Explaining that Google's algorithms return search results taking into account multiple factors like a users' geographical locations and search histories, Google spokesperson Riva Sciuto said, "Search is not used to set a political agenda and we don't bias our results toward any political ideology."
Google has faced investigations in the past
Here, it's worth noting that Google's search results algorithm has always been shrouded in secrecy, and Google has, in fact, faced investigations in the past for allegedly promoting its own products and services in search results.
Additionally, Google itself hasn't always been ethically upright, considering that it is reportedly mulling releasing a censored search engine in China that will incorporate stringent Chinese censorship rules.
High-profile faux pas have also fueled suspicions among conservatives
Suspicions of censorship among conservatives have also been fuelled by high-profile faux pas by tech companies in the past.
In 2016, the Presidential Election year, anonymous Facebook employees had alleged that Facebook was censoring conservative views in favour of liberal or left-leaning views for its "trending" news section.
Trump has also, of late, levelled accusations against Twitter for "shadow banning" Tweets from conservatives.
Are the attacks on tech companies politically motivated?
Yet, all's not black and white, and questions about political motives need to raised too.
Trump's attack on social media and tech companies have intensified over the past few months, with the 2018 mid-term elections drawing near.
Reportedly, the Trump campaign has cited these attacks on supposedly biased tech companies in a bid to garner donations from conservative voters who already suspect foul play.
Can Google search results be regulated? It's debatable
So, can the Trump administration regulate Google's search results? Well, it's debatable.
According to both Democrat and Republican lawmakers, regulating Google's search results would violate the US Constitution's First Amendment that protects free speech.
Notably, federal courts had earlier ruled online search results to be protected speech as they resembled editorial content produced by more traditional sources of information.
Tech companies are increasingly navigating tricky territory
Regardless of the threat of regulation, what Trump's allegations point towards is the tricky political terrain that Google, and other US tech companies currently have to navigate.
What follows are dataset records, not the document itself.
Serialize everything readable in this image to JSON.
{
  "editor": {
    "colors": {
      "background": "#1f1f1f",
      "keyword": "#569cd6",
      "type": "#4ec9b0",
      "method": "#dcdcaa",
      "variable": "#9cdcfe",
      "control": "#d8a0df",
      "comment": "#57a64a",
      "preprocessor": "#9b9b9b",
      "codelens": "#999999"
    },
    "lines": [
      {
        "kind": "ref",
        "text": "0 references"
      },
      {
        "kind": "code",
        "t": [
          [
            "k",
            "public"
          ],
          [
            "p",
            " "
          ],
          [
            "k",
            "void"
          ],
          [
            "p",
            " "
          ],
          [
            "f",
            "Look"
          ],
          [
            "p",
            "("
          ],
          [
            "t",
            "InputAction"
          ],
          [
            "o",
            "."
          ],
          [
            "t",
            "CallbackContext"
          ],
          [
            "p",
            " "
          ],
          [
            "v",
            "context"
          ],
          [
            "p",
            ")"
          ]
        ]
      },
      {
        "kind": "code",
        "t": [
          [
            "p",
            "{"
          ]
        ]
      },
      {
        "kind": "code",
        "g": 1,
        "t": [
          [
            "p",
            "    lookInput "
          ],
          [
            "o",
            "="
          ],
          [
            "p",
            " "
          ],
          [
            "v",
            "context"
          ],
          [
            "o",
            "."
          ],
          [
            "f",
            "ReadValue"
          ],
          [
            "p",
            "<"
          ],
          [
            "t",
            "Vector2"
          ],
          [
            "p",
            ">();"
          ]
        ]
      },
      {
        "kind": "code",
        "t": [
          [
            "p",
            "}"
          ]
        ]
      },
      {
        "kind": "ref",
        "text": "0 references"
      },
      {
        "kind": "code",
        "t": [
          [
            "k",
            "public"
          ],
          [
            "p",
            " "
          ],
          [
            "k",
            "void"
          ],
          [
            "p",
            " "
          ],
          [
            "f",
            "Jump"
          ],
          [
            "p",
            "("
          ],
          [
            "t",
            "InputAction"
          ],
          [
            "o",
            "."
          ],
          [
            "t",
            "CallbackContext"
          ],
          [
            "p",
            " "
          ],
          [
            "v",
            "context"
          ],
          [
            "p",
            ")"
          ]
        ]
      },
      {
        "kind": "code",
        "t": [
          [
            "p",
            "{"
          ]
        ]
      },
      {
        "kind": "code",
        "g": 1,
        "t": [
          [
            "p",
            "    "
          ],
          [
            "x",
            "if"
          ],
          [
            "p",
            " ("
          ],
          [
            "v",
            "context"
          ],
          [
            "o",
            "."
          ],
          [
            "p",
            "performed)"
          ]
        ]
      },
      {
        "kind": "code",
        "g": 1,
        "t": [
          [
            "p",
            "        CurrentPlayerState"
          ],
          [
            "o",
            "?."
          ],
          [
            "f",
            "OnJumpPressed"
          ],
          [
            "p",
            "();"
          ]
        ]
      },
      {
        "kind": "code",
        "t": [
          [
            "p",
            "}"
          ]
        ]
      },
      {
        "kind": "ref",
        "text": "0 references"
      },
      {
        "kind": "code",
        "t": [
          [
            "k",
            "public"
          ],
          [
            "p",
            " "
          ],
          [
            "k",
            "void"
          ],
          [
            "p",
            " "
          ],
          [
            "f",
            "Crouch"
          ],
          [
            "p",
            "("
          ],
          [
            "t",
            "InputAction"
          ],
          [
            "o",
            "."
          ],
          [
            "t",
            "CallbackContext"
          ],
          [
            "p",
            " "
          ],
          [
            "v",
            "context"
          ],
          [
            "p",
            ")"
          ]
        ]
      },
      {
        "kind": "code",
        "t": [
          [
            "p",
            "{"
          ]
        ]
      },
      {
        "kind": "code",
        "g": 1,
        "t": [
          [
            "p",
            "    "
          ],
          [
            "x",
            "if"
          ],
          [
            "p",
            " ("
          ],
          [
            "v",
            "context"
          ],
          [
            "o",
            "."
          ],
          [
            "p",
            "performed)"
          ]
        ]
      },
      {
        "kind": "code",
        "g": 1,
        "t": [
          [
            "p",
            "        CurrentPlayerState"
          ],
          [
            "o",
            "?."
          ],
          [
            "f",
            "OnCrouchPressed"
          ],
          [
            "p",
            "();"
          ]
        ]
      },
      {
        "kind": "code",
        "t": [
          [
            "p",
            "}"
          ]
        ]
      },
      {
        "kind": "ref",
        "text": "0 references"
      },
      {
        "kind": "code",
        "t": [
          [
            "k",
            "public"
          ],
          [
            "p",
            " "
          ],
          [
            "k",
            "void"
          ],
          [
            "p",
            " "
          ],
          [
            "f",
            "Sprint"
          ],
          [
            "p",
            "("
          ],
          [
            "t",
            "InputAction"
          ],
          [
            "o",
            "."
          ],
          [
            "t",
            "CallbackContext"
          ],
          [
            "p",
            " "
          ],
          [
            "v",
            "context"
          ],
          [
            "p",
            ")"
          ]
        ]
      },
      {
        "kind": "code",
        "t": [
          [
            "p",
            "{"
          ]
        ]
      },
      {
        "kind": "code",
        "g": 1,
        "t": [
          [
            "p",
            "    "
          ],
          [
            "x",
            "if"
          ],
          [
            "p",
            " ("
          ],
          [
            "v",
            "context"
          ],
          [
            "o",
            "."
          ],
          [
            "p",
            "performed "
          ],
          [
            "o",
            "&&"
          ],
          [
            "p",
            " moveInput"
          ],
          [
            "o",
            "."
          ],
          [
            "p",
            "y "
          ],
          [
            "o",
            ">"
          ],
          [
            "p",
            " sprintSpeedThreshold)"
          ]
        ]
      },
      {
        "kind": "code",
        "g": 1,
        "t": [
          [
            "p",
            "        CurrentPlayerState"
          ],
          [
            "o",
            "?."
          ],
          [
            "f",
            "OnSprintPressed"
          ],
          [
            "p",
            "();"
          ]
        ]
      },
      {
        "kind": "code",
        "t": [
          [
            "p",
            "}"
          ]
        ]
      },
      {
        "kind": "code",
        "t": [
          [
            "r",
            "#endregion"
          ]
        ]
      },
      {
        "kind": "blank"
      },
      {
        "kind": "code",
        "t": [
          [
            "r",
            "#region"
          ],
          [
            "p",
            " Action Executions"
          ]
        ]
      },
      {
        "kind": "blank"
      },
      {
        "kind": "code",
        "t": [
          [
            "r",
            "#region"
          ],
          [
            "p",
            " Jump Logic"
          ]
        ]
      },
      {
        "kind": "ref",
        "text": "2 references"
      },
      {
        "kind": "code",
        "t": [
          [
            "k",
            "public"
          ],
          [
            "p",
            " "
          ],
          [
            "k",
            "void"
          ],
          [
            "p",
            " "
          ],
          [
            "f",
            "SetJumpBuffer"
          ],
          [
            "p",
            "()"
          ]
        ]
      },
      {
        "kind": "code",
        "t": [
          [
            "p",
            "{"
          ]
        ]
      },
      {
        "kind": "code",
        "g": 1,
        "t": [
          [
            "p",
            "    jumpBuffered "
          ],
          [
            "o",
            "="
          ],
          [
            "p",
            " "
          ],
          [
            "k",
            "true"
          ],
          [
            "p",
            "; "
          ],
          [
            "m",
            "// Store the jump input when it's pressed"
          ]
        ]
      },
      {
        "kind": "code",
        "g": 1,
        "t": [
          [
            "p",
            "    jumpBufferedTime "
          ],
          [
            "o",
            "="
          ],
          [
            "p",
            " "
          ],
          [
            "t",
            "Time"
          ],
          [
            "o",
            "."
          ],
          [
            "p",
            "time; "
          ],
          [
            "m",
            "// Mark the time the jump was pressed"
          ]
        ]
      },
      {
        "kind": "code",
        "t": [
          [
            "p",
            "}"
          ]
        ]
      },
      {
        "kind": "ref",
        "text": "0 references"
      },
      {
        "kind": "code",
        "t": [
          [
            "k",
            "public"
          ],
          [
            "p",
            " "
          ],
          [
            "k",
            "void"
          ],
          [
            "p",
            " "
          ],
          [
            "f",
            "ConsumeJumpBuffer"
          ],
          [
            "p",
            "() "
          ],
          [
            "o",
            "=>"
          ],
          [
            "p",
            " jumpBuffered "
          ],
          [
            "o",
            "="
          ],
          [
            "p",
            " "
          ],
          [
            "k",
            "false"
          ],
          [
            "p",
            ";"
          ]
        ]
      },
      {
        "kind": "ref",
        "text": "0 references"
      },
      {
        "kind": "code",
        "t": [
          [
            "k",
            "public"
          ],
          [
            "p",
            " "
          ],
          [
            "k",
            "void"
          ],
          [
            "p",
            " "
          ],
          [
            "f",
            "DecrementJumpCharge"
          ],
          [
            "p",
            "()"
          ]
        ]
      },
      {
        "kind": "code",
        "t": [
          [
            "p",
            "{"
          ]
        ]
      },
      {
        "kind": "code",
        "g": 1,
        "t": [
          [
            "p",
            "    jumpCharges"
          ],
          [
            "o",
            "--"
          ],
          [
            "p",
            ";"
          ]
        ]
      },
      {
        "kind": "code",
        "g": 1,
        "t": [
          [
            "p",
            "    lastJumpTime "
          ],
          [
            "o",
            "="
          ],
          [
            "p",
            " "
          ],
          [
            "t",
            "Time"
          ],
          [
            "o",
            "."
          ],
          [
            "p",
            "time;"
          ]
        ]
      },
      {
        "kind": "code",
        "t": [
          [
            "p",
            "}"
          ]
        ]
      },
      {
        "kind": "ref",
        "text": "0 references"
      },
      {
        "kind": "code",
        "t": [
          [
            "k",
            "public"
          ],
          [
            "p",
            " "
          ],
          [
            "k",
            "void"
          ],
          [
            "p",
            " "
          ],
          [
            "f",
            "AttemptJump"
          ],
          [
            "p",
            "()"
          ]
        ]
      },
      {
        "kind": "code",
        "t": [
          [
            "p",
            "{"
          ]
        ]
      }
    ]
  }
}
While there's a demand on tech companies to moderate content to remove hate speech, prevent online harassment, and promote civil and political discourse, these decisions aren't always straightforward, and removal of content can often lead to controversy.
United States of America (USA)